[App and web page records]

■ ■ ■ ■ ■

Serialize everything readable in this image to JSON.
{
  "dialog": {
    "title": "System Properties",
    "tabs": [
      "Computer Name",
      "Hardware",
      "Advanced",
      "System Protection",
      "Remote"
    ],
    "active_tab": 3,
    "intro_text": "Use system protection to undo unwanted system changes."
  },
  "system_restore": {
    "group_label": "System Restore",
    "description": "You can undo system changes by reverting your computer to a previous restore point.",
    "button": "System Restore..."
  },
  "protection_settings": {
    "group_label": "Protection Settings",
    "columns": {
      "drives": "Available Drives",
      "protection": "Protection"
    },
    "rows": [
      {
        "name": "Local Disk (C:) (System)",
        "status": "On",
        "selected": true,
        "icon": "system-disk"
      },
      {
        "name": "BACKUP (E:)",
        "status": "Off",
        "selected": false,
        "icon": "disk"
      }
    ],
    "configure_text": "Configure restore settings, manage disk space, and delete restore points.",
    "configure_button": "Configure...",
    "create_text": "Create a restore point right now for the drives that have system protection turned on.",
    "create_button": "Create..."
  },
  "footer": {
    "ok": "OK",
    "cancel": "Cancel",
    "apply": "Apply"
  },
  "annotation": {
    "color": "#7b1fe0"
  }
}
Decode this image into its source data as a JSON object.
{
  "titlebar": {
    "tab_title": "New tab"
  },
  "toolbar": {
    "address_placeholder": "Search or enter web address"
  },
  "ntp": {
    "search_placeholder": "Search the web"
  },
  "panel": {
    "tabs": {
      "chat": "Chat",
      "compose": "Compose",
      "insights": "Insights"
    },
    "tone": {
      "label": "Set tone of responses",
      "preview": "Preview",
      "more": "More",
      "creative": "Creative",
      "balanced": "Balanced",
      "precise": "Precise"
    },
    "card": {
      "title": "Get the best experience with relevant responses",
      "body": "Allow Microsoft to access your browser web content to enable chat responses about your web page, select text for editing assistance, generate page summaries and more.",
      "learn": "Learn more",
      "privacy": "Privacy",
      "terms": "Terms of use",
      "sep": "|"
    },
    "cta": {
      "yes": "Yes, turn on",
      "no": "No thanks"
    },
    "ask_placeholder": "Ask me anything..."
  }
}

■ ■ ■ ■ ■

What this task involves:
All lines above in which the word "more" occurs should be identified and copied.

Task solution:
      "more": "More",
      "body": "Allow Microsoft to access your browser web content to enable chat responses about your web page, select text for editing assistance, generate page summaries and more.",
      "learn": "Learn more",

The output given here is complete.